Folk Fest, putting the Work in workshop
It was another whirlwind weekend of fantastic music, running into all sorts of friends and acquaintances, and drinking beers out doors. The Winnipeg Folk Festival is always over too quick and after losing Saturday this year to the crappiest weather in Winnipeg July history, the end of the day Sunday felt like it came even quicker. Maybe not so for the staff and stage crews who had to deal with all that.
For me and many music nerds like me, the workshop stages are the true heart of the festival and hold the key to what we call festival magic. Of course, these are called Daytime Stages now and feature a mix of straight up concerts, and themed multiple-act performances. But we still call them workshops. Even in the early days, these were rarely workshops in the teaching and learning sense. But the "workshop" label allows artists to talk freely about their music, and enjoy a certain casualness.

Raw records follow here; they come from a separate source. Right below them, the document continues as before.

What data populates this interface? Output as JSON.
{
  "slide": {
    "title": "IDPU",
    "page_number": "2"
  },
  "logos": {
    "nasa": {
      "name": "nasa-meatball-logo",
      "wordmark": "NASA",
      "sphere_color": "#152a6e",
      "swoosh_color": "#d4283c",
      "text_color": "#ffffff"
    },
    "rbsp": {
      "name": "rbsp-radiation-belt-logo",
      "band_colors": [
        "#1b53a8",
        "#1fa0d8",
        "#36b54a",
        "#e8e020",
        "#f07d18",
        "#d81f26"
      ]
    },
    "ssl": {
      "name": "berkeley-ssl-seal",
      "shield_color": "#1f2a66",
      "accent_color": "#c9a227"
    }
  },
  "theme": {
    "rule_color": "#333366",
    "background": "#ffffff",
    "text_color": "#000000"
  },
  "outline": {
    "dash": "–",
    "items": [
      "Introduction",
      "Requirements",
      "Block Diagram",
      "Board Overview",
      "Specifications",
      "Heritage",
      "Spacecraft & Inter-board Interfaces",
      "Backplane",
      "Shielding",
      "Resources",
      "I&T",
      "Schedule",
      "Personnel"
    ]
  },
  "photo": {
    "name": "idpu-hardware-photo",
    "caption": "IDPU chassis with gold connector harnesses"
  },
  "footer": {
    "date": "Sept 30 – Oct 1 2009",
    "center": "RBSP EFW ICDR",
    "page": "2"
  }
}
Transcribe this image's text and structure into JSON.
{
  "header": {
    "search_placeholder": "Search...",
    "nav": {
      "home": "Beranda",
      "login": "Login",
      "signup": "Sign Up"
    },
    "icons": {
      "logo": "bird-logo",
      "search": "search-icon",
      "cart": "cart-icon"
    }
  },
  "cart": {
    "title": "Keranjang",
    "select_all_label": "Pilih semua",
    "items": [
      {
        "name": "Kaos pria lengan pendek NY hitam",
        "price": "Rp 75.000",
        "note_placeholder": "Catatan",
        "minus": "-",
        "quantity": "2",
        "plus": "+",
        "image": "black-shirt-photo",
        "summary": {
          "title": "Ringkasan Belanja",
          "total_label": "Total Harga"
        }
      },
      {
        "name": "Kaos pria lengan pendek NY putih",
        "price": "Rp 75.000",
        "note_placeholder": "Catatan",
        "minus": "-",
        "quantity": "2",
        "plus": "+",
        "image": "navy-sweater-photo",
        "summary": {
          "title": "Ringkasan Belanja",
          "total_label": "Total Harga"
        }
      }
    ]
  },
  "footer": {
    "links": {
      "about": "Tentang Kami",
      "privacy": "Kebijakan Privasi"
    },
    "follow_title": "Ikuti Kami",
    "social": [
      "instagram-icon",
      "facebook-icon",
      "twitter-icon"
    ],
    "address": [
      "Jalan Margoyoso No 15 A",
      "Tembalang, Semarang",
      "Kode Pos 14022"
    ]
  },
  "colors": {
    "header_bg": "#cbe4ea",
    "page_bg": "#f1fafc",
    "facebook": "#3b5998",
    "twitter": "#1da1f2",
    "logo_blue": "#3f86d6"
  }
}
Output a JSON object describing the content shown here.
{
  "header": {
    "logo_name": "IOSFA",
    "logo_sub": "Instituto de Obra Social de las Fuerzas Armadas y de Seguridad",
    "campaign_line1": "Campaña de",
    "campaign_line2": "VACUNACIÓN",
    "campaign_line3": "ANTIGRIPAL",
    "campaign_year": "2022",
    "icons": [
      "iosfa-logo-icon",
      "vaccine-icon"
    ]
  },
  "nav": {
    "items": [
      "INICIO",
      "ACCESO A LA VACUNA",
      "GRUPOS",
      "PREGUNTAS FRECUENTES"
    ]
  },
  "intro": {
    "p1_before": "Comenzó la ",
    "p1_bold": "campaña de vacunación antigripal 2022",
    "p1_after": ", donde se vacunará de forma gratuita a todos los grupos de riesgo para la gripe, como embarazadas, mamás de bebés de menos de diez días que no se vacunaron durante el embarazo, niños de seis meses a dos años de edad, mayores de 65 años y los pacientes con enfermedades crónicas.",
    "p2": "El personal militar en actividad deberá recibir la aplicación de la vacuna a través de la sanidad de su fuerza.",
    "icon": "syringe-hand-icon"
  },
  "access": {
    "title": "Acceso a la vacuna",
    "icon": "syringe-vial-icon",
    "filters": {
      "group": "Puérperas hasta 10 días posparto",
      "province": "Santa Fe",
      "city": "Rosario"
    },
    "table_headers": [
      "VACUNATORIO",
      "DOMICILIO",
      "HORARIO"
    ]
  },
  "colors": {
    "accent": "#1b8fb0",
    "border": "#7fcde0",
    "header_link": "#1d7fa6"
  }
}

This year, I saw some fantastic music on the workshop stages, and it seemed to be the indie rock acts that took the collaborative possibilities of the workshop setting to it's furthest extreme. Maybe it's because these acts have done fewer folk festivals and have a romantic idea of the festival workshop that they were so willing to shout "everybody join in on this one, key of E."
Calexico was masterful in every workshop that I saw and the addition of harmonized trumpet in the choruses of The Weakerthans songs was almost too joyful to handle. The Acorn and Apostle of Hustle also joined Calexico on stage in a similarily fantastic workshop. It was so apparent that all of these acts are fans of one another and the camaraderie and good will provided the needed foundation that the best festival workshops are built on.
This only broke down when the eagerness of the musicians outpaced their ability to quickly pick up and perform a song that they didn't know. Hayden stopped one his songs after the second chorus when the mess of wrong chords being played on stage got to be too much for him to handle. He got picked on a bit for this, but I thought "good for him," sure workshops are about collaboration, but not at the cost of the music being bad. Strangely, it was those who were having the most trouble who were the most eager to jump back in.
The highlight of the indie rock workshops, for me, was on the "I Hate Tucson" workshop (nobody does), when Calexico front man Joey Burns picked up a lyric sheet from in front of The Weakerthans' John K Sampson, and began singing a made-up melody to their collaborative made-up finale song. The crowd quickly caught on, this was a workshoped and truly new version of "I Hate Winnipeg."